Set down the records below in full, exactly as they read.

Content starts

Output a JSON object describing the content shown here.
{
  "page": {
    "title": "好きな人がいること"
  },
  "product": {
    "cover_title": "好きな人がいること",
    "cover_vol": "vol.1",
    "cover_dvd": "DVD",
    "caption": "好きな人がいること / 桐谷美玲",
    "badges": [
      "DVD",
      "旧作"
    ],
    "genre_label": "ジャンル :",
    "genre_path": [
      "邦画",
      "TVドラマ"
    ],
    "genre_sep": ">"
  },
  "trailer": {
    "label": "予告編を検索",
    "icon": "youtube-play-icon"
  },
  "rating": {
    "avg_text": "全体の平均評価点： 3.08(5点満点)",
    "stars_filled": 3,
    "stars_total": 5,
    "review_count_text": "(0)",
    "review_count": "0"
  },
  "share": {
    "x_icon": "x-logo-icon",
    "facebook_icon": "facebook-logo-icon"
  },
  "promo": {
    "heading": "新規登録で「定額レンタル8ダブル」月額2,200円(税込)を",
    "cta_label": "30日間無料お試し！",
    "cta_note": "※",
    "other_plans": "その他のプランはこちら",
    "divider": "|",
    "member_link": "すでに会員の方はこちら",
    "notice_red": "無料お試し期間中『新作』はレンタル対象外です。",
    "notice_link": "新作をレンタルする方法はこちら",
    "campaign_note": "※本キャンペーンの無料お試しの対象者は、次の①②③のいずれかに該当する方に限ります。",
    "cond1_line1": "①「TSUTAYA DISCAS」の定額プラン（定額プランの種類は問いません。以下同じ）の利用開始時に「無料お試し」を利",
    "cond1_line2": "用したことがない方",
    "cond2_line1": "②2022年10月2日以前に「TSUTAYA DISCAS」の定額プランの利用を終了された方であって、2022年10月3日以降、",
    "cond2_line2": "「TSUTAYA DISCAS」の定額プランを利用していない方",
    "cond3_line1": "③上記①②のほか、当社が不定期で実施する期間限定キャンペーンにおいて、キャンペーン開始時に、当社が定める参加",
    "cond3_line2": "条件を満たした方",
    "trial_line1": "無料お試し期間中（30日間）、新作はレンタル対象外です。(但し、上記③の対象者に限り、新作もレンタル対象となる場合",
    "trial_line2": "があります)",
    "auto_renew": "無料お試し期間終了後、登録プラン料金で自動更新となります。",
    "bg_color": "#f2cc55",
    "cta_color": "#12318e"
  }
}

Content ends

THE ANSWER:
Output a JSON object describing the content shown here.
{
  "page": {
    "title": "好きな人がいること"
  },
  "product": {
    "cover_title": "好きな人がいること",
    "cover_vol": "vol.1",
    "cover_dvd": "DVD",
    "caption": "好きな人がいること / 桐谷美玲",
    "badges": [
      "DVD",
      "旧作"
    ],
    "genre_label": "ジャンル :",
    "genre_path": [
      "邦画",
      "TVドラマ"
    ],
    "genre_sep": ">"
  },
  "trailer": {
    "label": "予告編を検索",
    "icon": "youtube-play-icon"
  },
  "rating": {
    "avg_text": "全体の平均評価点： 3.08(5点満点)",
    "stars_filled": 3,
    "stars_total": 5,
    "review_count_text": "(0)",
    "review_count": "0"
  },
  "share": {
    "x_icon": "x-logo-icon",
    "facebook_icon": "facebook-logo-icon"
  },
  "promo": {
    "heading": "新規登録で「定額レンタル8ダブル」月額2,200円(税込)を",
    "cta_label": "30日間無料お試し！",
    "cta_note": "※",
    "other_plans": "その他のプランはこちら",
    "divider": "|",
    "member_link": "すでに会員の方はこちら",
    "notice_red": "無料お試し期間中『新作』はレンタル対象外です。",
    "notice_link": "新作をレンタルする方法はこちら",
    "campaign_note": "※本キャンペーンの無料お試しの対象者は、次の①②③のいずれかに該当する方に限ります。",
    "cond1_line1": "①「TSUTAYA DISCAS」の定額プラン（定額プランの種類は問いません。以下同じ）の利用開始時に「無料お試し」を利",
    "cond1_line2": "用したことがない方",
    "cond2_line1": "②2022年10月2日以前に「TSUTAYA DISCAS」の定額プランの利用を終了された方であって、2022年10月3日以降、",
    "cond2_line2": "「TSUTAYA DISCAS」の定額プランを利用していない方",
    "cond3_line1": "③上記①②のほか、当社が不定期で実施する期間限定キャンペーンにおいて、キャンペーン開始時に、当社が定める参加",
    "cond3_line2": "条件を満たした方",
    "trial_line1": "無料お試し期間中（30日間）、新作はレンタル対象外です。(但し、上記③の対象者に限り、新作もレンタル対象となる場合",
    "trial_line2": "があります)",
    "auto_renew": "無料お試し期間終了後、登録プラン料金で自動更新となります。",
    "bg_color": "#f2cc55",
    "cta_color": "#12318e"
  }
}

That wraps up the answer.